Q: I am interested in joining an educational tour group planning a trip to Greece next spring. Can you provide information about such groups? A tour geared to older travelers would be fine.

A: There are abundant educational tours of Greece. Here are a few that are planned for next spring:

* Classical Cruises, which arranges voyages with sponsoring educational institutions, has an Undiscovered Greek Islands cruise, co-sponsored by the Smithsonian Institution, April 30 to May 13, starting at $6,845 a person, based on double occupancy, on the all-suite Queen Odyssey (the former Royal Viking Queen). The itinerary includes Athens, Nauplia, Seriphos, Siphnos, Naxos, Amorgos, Astypalaia, Leros, Patmos, Chios, Skopelos, Thasos and Samothrace. The guest lecturer has not yet been confirmed.

Classical Cruises, 132 E. 70th St., New York, N.Y. 10021; (212) 794-3200 or (800) 252-7745.

* Elderhostel, a nonprofit educational organization based in Boston, runs programs for travelers 60 and older combining classwork with field trips; there are about 20 trips to Greece departing from March to May. Accommodations are generally in modest local hotels with private baths.

Elderhostel's 18-night Ancient World of Greece program, in cooperation with the American School of Classical Studies in Athens, visits major sites in the capital, Eleusis, Corinth, the island of Aegina, Nauplia, Mycenae, Epidaurus and Crete. The price of $3,080 a person, double occupancy, includes air fare from New York, room and board.

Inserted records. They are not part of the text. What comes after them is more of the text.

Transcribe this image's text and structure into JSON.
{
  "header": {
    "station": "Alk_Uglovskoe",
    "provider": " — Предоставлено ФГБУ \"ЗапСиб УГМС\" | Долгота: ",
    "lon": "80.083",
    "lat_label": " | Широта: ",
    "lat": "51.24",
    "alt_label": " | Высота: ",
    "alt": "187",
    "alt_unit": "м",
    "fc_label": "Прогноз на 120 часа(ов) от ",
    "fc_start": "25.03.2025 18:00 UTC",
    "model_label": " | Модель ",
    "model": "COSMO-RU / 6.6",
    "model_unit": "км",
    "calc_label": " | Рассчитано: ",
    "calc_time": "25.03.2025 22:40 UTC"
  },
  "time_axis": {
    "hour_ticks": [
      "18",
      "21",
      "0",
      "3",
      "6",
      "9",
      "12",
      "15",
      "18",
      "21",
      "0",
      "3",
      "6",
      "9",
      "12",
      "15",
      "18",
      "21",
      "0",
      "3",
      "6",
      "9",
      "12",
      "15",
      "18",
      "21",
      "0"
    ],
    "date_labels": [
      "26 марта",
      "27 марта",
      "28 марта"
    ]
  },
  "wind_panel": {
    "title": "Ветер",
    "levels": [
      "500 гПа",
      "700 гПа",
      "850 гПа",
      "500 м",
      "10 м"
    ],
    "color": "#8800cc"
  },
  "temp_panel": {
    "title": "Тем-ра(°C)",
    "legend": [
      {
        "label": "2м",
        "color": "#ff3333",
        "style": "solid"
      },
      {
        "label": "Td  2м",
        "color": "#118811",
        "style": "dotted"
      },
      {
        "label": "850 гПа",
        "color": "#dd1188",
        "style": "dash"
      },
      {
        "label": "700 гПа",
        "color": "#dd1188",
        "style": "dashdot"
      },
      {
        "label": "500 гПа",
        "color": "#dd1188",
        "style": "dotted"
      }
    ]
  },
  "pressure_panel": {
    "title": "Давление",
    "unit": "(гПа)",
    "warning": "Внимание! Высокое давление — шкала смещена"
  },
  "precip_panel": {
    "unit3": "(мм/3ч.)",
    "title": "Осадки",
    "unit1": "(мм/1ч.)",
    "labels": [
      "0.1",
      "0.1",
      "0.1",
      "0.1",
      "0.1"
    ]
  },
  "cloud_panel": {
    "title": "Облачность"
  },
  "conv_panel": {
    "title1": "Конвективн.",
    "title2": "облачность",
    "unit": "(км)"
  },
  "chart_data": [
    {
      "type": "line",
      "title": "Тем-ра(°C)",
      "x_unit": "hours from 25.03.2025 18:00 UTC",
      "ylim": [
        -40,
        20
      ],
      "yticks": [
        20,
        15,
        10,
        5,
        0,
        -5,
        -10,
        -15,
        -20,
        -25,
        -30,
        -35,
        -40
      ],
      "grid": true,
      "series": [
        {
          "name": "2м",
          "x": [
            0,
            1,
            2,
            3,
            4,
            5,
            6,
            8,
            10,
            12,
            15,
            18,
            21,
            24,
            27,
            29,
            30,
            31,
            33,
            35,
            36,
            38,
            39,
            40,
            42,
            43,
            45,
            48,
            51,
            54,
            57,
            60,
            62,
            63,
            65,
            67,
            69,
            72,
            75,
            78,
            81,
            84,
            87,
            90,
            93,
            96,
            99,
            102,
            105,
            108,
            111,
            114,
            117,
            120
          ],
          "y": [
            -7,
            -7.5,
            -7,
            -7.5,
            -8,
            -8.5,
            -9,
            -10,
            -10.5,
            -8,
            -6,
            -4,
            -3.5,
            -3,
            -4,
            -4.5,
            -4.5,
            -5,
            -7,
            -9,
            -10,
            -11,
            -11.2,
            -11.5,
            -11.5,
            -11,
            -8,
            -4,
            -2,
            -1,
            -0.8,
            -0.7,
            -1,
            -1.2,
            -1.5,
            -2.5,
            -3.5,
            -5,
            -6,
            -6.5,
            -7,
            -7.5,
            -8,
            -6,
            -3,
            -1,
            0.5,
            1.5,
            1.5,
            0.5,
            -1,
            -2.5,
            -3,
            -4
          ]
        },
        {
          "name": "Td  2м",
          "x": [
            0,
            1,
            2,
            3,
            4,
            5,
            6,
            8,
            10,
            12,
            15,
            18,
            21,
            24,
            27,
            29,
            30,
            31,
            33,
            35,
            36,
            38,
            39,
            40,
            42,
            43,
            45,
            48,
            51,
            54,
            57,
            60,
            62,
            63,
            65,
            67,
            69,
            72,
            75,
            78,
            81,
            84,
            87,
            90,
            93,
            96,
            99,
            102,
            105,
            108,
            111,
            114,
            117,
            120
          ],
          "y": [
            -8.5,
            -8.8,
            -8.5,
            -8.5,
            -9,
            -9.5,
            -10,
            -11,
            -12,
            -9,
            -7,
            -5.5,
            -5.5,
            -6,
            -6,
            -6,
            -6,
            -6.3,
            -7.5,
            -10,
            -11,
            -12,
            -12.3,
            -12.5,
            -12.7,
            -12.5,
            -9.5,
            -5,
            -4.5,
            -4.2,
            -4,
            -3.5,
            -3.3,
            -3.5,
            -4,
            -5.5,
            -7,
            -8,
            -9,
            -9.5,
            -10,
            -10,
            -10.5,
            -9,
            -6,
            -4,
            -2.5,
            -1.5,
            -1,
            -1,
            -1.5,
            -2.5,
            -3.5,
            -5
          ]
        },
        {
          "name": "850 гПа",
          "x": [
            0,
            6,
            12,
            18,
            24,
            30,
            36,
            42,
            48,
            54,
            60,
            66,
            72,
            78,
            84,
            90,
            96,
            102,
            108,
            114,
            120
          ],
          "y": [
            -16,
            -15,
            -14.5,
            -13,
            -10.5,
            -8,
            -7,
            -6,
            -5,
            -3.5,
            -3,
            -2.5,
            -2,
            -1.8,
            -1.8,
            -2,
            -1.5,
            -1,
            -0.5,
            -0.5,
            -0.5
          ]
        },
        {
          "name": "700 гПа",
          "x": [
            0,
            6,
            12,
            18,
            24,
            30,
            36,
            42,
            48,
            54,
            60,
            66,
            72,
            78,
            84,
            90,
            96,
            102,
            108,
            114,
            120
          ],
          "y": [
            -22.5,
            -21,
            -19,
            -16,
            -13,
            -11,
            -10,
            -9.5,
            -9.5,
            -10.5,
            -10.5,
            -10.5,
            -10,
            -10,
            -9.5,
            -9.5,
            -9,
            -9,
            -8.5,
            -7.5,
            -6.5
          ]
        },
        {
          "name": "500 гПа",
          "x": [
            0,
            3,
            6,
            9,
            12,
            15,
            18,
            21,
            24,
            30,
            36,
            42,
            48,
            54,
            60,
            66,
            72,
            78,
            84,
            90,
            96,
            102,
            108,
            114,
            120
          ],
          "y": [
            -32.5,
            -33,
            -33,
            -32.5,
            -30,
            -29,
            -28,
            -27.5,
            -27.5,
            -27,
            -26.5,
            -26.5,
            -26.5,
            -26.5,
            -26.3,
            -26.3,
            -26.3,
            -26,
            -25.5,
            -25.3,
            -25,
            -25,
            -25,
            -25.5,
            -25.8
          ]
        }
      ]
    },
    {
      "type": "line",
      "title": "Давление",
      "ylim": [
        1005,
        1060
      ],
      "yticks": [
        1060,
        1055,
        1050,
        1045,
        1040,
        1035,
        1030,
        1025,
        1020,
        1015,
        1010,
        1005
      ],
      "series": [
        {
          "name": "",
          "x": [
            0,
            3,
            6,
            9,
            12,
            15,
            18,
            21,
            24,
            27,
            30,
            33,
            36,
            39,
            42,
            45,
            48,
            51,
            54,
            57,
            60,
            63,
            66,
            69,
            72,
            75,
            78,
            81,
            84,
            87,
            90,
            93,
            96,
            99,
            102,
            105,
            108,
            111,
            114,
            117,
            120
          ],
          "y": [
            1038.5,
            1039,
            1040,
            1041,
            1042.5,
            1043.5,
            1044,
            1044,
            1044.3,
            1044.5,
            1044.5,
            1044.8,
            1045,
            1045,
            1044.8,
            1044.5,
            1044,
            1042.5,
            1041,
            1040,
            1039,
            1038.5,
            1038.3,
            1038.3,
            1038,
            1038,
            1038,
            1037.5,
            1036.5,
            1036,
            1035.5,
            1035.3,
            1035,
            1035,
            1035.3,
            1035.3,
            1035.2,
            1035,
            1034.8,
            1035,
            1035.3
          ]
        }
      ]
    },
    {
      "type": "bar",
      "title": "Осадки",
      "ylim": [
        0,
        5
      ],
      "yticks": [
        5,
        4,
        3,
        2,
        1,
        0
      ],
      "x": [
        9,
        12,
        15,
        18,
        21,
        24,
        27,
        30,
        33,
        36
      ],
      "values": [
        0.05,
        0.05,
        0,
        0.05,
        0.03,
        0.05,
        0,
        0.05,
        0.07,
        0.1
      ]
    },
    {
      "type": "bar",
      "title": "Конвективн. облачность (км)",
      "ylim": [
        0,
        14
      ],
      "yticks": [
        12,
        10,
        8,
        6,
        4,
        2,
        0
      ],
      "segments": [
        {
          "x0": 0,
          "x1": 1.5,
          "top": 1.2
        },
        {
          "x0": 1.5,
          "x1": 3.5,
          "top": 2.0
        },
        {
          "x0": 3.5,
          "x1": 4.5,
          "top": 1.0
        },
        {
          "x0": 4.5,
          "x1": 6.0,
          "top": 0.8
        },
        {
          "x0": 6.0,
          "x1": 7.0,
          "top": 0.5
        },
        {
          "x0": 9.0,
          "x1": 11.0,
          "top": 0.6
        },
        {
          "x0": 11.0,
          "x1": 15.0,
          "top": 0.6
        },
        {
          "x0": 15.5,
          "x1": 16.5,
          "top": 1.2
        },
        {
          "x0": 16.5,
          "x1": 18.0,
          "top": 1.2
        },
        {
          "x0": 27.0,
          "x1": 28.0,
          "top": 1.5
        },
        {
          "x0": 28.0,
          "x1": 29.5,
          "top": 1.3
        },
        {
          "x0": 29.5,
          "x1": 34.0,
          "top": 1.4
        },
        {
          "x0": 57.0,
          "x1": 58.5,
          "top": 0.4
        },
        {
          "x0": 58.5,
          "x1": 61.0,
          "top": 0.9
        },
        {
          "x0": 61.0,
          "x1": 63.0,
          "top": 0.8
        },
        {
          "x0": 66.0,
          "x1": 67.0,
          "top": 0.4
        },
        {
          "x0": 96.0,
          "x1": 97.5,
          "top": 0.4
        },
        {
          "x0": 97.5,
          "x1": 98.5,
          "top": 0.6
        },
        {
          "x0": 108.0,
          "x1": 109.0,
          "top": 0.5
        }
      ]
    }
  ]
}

There are several departure dates, including April 7. Some Elderhostel programs combine land tours with study cruises on topics such as Aegean Civilization and the Greek Island Society. The cruises are on motor-powered sailboats averaging 116 feet in length. The double-occupancy cabins have private baths.

Elderhostel is at 75 Federal St., Boston, Mass. 02110; (617) 426-7788. Mail queries are preferred; specify international or domestic catalog.

* Interhostel, a travel-study program for adults over 50 sponsored by the University of New Hampshire Division of Continuing Education, is planning to repeat this year's Athens and the Greek Islands tour from May 10-24, 1995, in cooperation with the American College of Greece, Deree Campus. The 1995 price has not yet been set, but is expected to be higher than this year's rate of $3,295 a person, which included round-trip flights from New York.

In Athens, the group will stay in dormitories at the American College, about three miles from the city center.

Interhostel is at the University of New Hampshire Division of Continuing Education, 6 Garrison Ave., Durham, N.H. 03824; (603) 862-1147.

Baltimore Sun Articles
|
|
|
Please note the green-lined linked article text has been applied commercially without any involvement from our newsroom editors, reporters or any other editorial staff.